───── DATA SHOWN ─────
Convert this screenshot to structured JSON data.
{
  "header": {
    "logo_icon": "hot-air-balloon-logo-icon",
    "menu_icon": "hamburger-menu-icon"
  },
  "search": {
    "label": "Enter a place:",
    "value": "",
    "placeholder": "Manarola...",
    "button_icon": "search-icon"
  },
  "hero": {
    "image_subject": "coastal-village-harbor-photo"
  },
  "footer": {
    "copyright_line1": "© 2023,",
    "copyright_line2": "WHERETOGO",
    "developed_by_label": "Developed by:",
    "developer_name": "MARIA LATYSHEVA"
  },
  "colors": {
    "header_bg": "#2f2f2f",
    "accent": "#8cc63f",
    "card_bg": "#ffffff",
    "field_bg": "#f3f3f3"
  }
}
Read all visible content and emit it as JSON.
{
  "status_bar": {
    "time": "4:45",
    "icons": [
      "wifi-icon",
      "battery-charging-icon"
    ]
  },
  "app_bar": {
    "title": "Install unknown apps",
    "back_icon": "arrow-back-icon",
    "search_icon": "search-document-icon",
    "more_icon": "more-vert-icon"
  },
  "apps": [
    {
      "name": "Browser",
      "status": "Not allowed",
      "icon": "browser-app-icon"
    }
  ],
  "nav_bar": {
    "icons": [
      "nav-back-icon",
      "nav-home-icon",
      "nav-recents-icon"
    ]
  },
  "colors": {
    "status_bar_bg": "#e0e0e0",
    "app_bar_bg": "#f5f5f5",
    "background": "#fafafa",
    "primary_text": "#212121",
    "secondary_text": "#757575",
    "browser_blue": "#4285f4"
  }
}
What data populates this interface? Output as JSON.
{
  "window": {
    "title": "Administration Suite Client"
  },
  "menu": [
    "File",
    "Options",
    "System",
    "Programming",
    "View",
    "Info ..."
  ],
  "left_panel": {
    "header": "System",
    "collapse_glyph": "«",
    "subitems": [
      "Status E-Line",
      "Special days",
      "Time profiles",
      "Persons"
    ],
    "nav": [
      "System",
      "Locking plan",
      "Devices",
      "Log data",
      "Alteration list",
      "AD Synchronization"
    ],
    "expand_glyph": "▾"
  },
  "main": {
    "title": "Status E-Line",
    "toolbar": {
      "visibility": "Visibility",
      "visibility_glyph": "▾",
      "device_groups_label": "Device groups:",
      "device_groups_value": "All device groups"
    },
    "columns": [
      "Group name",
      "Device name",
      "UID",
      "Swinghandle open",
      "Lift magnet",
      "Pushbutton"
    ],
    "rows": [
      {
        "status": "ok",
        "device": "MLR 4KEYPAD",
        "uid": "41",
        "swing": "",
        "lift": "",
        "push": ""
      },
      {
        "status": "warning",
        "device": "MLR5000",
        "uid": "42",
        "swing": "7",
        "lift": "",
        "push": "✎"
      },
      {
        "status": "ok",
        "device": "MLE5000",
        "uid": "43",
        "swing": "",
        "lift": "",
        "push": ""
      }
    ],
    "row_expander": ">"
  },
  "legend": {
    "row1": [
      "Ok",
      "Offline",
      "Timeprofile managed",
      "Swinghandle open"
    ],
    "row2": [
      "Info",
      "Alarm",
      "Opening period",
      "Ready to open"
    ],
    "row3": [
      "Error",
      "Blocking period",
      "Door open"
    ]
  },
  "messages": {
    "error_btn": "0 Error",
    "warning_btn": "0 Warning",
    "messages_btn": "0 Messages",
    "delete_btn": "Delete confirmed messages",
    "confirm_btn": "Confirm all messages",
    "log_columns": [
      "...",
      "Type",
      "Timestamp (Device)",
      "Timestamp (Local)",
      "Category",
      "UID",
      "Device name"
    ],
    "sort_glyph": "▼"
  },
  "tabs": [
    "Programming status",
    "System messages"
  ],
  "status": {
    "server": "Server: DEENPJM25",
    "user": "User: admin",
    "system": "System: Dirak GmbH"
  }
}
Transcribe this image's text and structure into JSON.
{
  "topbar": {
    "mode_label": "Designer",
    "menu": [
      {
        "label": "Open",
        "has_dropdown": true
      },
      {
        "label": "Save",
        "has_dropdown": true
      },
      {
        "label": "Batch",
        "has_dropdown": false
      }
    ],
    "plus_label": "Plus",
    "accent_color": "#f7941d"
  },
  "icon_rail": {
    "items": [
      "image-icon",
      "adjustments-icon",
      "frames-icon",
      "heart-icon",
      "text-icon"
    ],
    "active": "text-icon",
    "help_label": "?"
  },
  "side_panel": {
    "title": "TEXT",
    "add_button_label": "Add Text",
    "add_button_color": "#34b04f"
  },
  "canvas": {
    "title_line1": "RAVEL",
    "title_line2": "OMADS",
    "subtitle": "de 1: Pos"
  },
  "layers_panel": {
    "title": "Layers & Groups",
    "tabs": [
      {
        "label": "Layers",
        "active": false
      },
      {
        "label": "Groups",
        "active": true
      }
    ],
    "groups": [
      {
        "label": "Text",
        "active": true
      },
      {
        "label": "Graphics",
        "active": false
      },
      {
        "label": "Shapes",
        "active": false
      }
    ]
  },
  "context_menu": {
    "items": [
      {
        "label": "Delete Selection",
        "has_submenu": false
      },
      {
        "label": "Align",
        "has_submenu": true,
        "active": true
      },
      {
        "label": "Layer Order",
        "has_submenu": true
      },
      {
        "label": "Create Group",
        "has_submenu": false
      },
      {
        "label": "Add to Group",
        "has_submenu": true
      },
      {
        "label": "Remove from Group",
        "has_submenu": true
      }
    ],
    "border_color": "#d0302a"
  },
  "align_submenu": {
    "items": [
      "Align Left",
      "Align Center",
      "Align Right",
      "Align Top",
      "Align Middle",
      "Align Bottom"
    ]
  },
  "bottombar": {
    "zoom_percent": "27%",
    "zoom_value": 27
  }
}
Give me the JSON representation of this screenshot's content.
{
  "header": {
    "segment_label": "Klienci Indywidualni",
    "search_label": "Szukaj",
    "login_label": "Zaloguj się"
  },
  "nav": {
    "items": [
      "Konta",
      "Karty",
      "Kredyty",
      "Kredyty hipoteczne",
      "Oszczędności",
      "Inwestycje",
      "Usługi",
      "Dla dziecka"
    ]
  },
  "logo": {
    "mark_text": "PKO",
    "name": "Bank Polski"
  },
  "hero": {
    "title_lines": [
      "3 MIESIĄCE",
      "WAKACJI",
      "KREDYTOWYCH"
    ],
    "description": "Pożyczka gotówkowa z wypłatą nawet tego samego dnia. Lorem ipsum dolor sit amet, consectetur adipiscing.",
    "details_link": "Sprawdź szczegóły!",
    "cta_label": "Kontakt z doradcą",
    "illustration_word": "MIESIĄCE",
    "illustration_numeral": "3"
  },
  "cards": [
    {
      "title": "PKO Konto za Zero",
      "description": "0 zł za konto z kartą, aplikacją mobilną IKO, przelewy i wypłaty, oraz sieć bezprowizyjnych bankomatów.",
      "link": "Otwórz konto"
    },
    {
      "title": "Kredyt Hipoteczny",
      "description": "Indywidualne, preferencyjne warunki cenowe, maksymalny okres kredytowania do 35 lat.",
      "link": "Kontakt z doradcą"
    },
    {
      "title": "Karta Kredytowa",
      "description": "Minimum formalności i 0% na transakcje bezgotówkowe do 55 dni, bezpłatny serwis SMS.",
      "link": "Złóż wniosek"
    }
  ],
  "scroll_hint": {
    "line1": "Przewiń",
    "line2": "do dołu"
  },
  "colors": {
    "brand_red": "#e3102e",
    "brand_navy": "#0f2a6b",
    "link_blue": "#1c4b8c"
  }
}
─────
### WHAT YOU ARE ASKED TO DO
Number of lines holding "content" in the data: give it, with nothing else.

### RESPONSE AREA
2